TASTINGBOOK WINE NEWS 100 Years of Jaboulet | A Connoisseur’s Collection | Finest & Rarest Wines / At the conclusion of a momentous year for Sotheby’s Wine, our London team is delighted to present our final auction before Christmas with: 100 Years of Jaboulet | A Connoisseur’s Collection | Finest & Rarest Wines.

Wine Moments

Here you can see wine moments from tastingbook users. or to see wine moments from your world.
Incorrect Information
If you found some information that is wrong, let us know
Are you sure you want do delete this wine? All information will be lost.
Are you sure you want to recommend this wine?
Are you sure you want hide this written note ?
Are you sure you want show this written note ?
UPGRADE MEMBER PLAN
Upgrade your membership now, it's quick and easy. We use PayPal, the world's largest payment system, it accepts all credit cards. Once you've chosen your membership level, you'll go directly to PayPal. You can cancel your membership at any time.
Thank you for your support!
 

Member

 

Pro Member

 

Winemerchant Member

 

Winery Member

 

User

 

HOW TO USE TASTINGBOOK?

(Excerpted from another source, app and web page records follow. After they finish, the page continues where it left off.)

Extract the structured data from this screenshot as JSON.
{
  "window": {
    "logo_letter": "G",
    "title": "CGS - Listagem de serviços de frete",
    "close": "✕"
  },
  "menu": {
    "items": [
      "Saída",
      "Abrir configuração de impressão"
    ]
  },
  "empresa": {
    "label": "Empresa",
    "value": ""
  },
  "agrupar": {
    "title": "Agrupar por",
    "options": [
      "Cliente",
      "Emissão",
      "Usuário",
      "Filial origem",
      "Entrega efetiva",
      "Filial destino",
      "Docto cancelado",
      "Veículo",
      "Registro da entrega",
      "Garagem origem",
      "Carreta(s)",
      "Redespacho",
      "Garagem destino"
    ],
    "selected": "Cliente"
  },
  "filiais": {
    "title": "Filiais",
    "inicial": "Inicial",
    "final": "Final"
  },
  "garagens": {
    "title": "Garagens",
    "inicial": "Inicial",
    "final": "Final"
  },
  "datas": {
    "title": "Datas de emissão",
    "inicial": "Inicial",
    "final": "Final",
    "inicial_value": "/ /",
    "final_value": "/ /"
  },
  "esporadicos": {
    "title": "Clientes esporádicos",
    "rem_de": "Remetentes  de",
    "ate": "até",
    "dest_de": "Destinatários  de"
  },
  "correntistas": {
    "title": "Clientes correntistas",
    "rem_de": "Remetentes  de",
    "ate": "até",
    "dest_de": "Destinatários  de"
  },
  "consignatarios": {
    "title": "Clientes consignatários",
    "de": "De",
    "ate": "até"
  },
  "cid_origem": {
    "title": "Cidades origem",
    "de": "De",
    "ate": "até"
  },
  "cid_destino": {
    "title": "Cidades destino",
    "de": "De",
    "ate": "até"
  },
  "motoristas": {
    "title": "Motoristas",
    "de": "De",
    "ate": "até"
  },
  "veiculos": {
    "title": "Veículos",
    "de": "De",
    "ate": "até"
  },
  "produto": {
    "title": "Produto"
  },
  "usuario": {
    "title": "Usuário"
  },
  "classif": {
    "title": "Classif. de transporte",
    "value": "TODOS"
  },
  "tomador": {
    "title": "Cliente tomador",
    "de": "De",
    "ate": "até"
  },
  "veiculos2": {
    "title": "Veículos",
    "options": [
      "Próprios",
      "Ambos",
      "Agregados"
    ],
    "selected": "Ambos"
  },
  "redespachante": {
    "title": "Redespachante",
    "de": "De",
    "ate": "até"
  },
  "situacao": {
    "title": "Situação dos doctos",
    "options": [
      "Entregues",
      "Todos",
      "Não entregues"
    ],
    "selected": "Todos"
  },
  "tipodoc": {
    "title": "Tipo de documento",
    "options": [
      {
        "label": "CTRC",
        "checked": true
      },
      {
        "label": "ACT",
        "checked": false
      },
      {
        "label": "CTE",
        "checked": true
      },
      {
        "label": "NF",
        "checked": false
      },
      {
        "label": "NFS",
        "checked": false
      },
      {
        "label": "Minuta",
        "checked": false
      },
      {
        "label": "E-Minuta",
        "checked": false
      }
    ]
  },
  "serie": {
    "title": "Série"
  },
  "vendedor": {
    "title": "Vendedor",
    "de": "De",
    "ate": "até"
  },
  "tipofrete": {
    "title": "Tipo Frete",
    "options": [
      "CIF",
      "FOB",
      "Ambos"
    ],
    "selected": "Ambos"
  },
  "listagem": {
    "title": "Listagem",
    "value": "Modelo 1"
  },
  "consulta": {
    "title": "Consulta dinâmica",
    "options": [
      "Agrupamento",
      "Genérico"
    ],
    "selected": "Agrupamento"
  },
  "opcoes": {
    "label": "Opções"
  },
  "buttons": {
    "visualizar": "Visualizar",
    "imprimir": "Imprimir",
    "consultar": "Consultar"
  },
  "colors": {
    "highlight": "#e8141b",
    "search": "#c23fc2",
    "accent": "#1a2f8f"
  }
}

We recommend you to share few minutes for watching the following video instructions of how to use the Tastingbook. This can provide you a comprehensive understanding of all the features you can find from this unique service platform.

This video will help you get started



Taste wines with the Tastingbook


Create Your wine cellar on 'My Wines'



Explore Your tasted wines library



Administrate Your wine world in Your Profile



Type a message ...
Register to Tastingbook
Sign up now, it's quick and easy.
We use PayPal, the world's largest payment system, it accepts all credit cards.
Once you've chosen your membership level, you'll go directly to PayPal, where you can sign up for a free 7-day trial period. You can cancel your membership at any time. We wish you a rewarding journey to the world of Fine Wines.

Free 7 days Member trial

 

Member

 

Pro Member

 

Winemerchant Member

 

Winery Member

 

User

  Register